PROMPT:
In the entries below, count the lines holding "Yeniden". Reply with the number only.

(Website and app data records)
*** Block opens ***
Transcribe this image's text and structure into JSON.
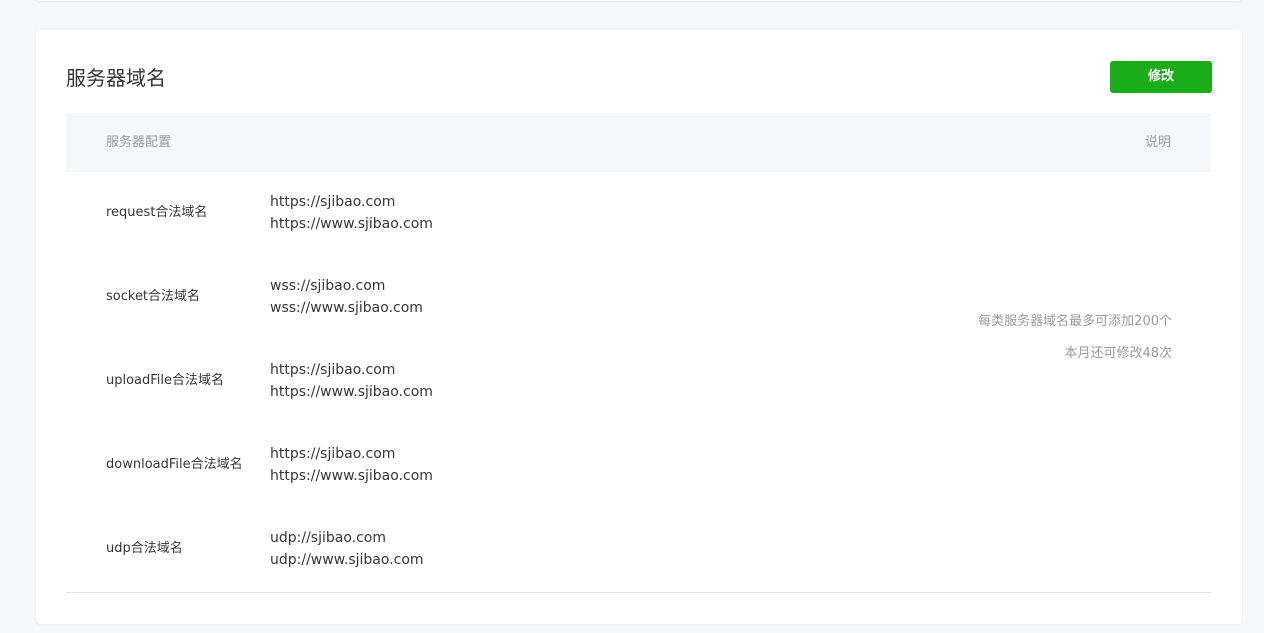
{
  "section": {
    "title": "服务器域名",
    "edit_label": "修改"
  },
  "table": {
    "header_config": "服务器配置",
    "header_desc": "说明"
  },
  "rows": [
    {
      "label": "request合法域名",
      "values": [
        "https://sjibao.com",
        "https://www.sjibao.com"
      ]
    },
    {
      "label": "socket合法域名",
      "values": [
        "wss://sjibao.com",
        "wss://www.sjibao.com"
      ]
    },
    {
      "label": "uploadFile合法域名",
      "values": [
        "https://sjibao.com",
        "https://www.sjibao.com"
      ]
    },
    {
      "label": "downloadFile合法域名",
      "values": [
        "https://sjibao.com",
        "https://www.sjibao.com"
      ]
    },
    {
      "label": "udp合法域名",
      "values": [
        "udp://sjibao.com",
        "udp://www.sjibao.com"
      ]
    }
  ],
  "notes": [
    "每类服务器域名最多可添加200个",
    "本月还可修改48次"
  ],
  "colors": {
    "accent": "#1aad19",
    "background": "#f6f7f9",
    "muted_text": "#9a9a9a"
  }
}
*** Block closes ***
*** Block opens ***
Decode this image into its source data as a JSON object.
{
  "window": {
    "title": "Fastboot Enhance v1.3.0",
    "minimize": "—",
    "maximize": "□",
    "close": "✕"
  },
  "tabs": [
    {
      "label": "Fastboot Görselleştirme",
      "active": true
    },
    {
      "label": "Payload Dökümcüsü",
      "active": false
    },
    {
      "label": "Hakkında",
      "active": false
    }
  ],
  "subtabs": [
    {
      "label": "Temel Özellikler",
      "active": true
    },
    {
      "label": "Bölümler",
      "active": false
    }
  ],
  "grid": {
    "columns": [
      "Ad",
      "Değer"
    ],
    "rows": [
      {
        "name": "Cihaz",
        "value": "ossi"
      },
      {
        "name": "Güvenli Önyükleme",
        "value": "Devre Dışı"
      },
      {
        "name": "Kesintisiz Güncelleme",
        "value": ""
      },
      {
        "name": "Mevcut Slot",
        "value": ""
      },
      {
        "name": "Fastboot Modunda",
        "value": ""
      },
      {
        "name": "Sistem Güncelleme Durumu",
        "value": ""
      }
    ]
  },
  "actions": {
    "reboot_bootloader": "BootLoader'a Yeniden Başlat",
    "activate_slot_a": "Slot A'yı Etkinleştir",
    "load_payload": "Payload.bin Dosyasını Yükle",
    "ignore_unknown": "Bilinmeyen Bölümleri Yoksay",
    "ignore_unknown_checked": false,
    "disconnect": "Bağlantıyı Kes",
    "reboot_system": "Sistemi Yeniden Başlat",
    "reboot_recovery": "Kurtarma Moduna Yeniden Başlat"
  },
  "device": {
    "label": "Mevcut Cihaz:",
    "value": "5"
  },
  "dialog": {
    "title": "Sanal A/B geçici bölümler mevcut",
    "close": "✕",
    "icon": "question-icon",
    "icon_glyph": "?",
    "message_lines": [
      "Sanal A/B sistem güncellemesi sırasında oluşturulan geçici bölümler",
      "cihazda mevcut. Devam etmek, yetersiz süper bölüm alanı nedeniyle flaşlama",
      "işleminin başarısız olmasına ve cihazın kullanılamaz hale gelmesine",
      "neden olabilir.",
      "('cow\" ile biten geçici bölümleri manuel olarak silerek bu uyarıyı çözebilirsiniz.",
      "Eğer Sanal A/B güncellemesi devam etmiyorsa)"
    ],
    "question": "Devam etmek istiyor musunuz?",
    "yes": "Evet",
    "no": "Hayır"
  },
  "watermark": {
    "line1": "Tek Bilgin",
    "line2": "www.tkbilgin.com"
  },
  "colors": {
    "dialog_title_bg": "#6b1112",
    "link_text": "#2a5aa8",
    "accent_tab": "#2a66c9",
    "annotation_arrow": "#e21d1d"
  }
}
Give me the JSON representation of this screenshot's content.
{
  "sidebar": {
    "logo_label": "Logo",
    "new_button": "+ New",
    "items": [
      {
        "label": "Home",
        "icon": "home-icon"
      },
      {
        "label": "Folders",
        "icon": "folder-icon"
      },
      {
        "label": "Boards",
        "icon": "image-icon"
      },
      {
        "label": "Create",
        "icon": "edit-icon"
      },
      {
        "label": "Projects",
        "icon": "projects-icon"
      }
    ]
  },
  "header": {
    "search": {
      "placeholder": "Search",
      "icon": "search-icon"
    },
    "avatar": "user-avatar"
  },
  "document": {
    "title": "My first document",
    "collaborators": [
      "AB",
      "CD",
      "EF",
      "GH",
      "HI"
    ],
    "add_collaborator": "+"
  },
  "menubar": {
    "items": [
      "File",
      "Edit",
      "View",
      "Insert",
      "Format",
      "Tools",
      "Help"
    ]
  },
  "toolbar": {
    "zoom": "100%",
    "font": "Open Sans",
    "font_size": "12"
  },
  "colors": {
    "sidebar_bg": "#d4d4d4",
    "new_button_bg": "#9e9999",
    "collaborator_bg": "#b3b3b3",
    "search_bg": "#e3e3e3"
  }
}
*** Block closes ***
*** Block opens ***
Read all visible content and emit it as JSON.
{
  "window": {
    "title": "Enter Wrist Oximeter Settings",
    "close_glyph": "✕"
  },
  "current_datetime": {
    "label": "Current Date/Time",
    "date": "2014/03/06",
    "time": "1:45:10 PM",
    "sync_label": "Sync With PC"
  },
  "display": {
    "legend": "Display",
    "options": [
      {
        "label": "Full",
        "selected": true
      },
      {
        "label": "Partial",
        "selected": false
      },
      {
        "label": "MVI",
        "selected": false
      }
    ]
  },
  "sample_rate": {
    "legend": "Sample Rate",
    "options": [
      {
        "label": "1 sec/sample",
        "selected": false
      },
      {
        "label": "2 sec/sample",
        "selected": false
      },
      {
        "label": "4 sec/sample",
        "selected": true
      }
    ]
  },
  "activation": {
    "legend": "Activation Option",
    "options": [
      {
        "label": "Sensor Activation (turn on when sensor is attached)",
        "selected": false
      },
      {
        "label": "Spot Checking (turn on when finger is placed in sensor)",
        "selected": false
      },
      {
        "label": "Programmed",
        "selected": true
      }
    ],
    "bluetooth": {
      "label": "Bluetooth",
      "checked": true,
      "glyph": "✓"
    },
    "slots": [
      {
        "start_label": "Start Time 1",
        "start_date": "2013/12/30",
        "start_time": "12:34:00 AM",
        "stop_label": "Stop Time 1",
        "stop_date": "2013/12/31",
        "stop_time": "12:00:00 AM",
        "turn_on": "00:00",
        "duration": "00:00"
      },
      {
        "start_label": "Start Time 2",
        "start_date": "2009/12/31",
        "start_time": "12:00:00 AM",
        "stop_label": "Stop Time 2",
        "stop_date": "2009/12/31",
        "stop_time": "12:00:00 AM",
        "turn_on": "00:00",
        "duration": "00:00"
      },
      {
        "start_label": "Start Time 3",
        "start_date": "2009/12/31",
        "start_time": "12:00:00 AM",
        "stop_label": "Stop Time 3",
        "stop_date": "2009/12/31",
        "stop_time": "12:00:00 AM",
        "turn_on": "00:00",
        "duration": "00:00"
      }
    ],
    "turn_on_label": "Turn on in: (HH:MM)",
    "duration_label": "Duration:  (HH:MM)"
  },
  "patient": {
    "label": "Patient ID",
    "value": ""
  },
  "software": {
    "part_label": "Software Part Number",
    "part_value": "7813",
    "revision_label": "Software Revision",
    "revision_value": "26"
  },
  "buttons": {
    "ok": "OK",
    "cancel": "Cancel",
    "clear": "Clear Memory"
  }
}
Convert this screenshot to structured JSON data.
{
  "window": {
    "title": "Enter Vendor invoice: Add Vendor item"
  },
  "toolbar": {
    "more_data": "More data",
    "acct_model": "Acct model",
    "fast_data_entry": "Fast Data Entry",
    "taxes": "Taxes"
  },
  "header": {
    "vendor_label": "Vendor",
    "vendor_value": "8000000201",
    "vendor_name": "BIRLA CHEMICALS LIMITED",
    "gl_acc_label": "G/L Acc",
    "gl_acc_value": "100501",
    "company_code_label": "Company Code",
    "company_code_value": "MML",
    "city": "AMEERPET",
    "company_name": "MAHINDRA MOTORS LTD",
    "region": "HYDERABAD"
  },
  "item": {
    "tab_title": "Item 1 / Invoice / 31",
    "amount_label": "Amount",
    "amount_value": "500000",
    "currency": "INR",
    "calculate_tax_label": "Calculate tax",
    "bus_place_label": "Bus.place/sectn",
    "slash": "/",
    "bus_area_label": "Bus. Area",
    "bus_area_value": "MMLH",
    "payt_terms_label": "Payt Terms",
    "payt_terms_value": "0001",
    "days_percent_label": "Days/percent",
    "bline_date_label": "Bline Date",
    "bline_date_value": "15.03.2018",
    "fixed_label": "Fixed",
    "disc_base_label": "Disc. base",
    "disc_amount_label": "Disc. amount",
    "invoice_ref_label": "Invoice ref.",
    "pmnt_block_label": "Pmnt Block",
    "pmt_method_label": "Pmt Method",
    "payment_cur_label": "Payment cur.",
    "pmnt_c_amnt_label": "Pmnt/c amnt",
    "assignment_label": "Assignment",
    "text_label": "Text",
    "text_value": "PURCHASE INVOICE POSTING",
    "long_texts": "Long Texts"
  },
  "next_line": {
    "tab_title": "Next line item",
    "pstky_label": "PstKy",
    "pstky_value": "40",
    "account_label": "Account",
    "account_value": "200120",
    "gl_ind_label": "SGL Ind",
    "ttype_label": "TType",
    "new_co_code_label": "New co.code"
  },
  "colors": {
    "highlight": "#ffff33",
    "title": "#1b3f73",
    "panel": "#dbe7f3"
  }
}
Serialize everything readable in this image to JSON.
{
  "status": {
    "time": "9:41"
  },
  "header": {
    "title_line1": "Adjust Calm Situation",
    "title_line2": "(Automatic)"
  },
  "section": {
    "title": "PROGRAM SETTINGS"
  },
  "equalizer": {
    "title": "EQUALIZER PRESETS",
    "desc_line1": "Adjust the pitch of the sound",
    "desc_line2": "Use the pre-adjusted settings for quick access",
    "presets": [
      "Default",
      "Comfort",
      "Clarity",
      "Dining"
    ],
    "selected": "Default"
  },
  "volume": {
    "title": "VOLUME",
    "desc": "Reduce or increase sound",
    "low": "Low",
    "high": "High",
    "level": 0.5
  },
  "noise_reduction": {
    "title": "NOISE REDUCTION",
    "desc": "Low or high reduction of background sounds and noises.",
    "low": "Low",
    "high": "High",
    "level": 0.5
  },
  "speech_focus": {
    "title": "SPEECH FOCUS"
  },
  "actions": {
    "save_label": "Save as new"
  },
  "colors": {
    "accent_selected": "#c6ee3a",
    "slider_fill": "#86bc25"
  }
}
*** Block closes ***
YOUR SOLUTION:
3